Rooftop of Tilton Hall on Tulane University's Campus - The Murphy Institute

Professor of Law, UC Hastings College of Law

Moving the Dial: Can Monitoring Improve Labor Standards Compliance in Global Supply Chains?

Location

Uptown Campus
Weinmann Hall
Room 202

Event Details

Open to the public

Event Type: Regulation Workshop

Sponsored By: Murphy Institute , Center for Public Policy Research

More Information

About the Speaker

Professor Jodi Short graduated from Duke University, BA cum laude (1992); Georgetown Law, JD magna cum laude (1995); and UC Berkeley, PhD in Sociology (2008). Before coming to Hastings, she taught at Georgetown Law and was a Senior Policy Scholar at the Georgetown Center for Business and Public Policy, at the McDonough School of Business. Her research and teaching interests are in the regulation of business, in particular, the intersection of public and private regulatory regimes and the theory and practice of regulatory reform. Her prior work has examined the effects of corporate internal compliance auditing on regulatory performance, theoretical justifications for and critiques of public regulation, and tensions in the U.S. administrative state between cooperation and coercion, expertise and politics, and public and private interests.

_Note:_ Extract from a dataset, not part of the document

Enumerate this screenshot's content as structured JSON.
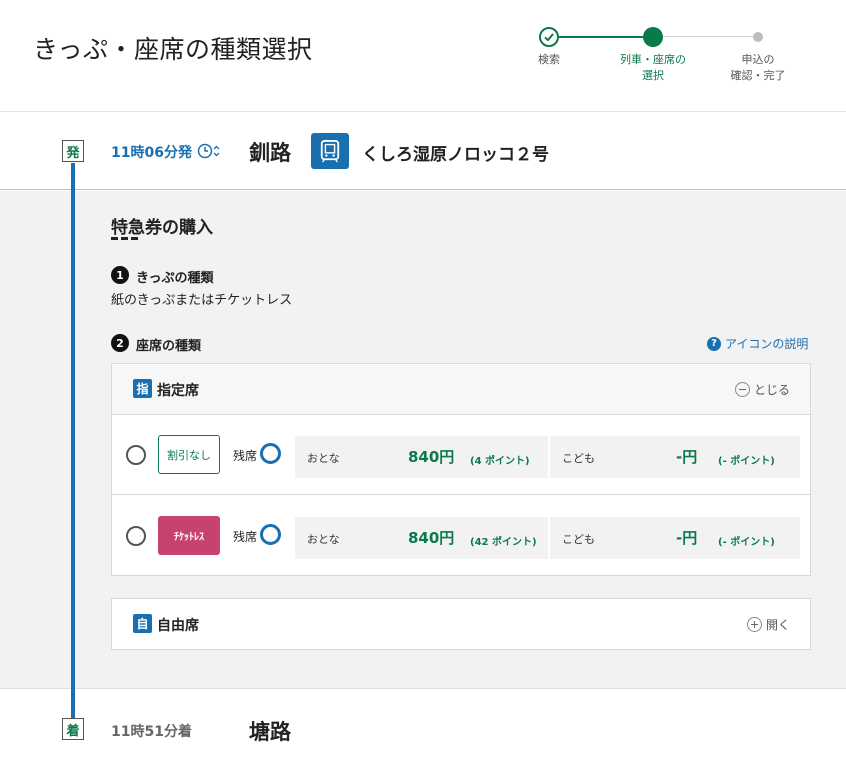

Her studies have shown how robust regulatory enforcement encourages corporations to implement effective internal compliance systems. Her current research investigates the effects of private, transnational efforts to enforce labor and environmental standards in global supply chains. The aim of this research is to demonstrate the key role of states in a world of rapidly proliferating private regulatory arrangements.

The Murphy Institute

Established in memory of Charles H. Murphy, Sr. (1870-1954), and inspired by the vision of Charles H. Murphy, Jr. (1920-2002), the Murphy Institute exists to help Tulane faculty and students understand economic, moral, and political problems we all face and think about. More important, it exists to help us understand how these problems have come to be so closely interconnected.